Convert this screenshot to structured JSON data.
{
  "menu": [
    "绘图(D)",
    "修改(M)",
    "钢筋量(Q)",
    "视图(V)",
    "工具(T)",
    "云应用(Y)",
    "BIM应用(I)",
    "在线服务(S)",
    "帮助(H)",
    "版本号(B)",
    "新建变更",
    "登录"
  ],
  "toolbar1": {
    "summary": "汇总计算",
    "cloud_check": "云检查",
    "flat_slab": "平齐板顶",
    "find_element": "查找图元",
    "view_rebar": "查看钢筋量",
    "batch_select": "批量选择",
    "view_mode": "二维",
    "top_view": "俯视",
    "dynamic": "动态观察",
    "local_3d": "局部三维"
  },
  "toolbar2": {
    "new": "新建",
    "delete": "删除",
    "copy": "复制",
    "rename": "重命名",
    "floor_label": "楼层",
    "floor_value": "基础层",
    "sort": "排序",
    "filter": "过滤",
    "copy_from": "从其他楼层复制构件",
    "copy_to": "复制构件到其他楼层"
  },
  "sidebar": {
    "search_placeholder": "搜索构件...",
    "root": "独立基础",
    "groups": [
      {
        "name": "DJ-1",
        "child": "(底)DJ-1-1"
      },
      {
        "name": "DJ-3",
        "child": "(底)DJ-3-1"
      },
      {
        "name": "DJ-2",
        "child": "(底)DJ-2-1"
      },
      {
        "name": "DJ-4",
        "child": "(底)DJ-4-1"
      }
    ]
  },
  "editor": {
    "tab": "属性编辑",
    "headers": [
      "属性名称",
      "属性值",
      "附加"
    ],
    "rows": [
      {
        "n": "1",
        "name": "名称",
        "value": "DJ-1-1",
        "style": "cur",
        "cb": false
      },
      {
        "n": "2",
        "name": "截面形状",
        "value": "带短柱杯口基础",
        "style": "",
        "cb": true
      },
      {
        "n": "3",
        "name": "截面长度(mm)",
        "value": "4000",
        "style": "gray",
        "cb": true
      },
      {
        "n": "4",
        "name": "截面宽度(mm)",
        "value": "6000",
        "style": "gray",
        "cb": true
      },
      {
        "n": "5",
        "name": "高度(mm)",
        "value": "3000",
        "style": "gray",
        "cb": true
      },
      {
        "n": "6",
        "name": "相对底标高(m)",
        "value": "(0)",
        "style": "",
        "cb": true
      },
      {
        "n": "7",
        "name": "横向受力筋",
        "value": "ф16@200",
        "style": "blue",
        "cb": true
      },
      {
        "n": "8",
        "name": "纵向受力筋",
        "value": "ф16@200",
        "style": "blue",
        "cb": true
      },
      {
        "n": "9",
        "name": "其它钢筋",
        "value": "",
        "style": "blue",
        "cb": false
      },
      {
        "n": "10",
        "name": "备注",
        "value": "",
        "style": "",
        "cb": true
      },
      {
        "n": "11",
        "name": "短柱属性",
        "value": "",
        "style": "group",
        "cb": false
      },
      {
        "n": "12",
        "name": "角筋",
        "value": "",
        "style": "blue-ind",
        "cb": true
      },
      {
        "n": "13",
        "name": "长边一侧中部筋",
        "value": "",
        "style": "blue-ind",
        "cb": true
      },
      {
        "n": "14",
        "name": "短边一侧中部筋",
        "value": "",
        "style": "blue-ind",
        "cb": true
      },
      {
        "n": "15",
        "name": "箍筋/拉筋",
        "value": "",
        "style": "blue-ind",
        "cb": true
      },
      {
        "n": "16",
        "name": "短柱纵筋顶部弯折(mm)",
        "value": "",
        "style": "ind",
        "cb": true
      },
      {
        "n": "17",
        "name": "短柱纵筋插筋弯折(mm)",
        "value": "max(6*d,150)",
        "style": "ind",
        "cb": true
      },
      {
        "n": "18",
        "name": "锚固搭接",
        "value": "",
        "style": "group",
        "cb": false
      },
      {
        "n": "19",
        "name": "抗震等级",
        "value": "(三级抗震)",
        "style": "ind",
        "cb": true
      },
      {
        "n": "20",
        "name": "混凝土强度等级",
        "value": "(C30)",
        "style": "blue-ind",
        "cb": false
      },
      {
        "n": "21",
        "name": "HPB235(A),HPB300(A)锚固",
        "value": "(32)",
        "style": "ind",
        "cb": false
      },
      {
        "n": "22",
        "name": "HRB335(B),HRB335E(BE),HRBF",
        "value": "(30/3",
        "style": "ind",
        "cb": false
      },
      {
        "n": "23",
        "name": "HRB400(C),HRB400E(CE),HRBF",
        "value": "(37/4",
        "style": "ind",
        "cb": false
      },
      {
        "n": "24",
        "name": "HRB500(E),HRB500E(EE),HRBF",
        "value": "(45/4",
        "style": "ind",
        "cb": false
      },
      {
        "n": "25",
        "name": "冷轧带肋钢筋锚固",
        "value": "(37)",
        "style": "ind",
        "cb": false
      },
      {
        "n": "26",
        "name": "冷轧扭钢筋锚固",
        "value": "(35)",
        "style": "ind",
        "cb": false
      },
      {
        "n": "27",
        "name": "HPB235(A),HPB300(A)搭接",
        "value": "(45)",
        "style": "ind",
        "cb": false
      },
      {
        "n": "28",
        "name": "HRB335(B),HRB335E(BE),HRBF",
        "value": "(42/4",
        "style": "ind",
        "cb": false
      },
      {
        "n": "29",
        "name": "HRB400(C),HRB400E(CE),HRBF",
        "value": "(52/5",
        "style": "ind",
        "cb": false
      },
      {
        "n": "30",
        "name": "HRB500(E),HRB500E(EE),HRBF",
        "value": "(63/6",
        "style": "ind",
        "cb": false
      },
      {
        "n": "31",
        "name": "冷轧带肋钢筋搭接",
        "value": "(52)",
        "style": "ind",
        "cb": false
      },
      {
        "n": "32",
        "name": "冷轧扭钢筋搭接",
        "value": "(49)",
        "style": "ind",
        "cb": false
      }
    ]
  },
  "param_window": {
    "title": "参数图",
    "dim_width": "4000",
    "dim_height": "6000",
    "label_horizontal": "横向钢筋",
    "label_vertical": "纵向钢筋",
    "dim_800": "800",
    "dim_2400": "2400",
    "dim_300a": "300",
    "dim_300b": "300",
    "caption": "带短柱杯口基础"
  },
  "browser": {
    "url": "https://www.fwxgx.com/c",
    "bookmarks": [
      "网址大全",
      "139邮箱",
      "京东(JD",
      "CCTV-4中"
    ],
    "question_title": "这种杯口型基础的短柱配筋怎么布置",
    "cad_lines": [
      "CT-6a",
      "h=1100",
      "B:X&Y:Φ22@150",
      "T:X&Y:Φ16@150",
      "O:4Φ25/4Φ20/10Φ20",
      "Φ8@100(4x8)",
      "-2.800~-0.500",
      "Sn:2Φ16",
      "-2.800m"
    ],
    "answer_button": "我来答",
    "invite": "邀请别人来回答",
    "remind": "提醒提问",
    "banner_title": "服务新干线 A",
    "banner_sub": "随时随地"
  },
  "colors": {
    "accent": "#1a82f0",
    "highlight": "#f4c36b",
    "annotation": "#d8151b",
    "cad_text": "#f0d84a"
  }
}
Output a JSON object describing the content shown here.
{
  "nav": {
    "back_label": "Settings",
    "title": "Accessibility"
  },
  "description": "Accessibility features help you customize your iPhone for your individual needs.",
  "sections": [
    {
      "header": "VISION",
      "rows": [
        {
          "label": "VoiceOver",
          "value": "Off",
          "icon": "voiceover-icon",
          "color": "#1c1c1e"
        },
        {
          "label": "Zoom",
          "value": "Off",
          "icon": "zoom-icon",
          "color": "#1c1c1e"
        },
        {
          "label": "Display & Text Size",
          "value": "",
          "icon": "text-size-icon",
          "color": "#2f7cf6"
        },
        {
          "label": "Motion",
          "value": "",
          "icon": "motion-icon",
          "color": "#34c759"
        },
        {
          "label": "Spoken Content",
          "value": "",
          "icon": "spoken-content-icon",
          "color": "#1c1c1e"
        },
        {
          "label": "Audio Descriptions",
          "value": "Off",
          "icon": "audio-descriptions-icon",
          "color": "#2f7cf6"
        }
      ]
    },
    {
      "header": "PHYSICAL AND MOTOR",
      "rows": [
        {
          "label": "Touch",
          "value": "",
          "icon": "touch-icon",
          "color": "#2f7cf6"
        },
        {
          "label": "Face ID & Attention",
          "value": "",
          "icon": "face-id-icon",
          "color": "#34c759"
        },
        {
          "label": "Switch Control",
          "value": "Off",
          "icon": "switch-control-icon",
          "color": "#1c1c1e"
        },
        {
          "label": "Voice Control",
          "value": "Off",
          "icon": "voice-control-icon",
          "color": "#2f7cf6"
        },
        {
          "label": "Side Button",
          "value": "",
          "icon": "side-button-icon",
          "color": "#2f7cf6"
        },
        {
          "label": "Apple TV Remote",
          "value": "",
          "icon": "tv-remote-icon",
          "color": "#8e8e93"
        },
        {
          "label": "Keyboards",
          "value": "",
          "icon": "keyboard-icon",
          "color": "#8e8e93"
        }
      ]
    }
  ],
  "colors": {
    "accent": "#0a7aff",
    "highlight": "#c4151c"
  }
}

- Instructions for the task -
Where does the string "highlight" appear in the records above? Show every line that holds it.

- Written reply -
    "highlight": "#f4c36b",
    "highlight": "#c4151c"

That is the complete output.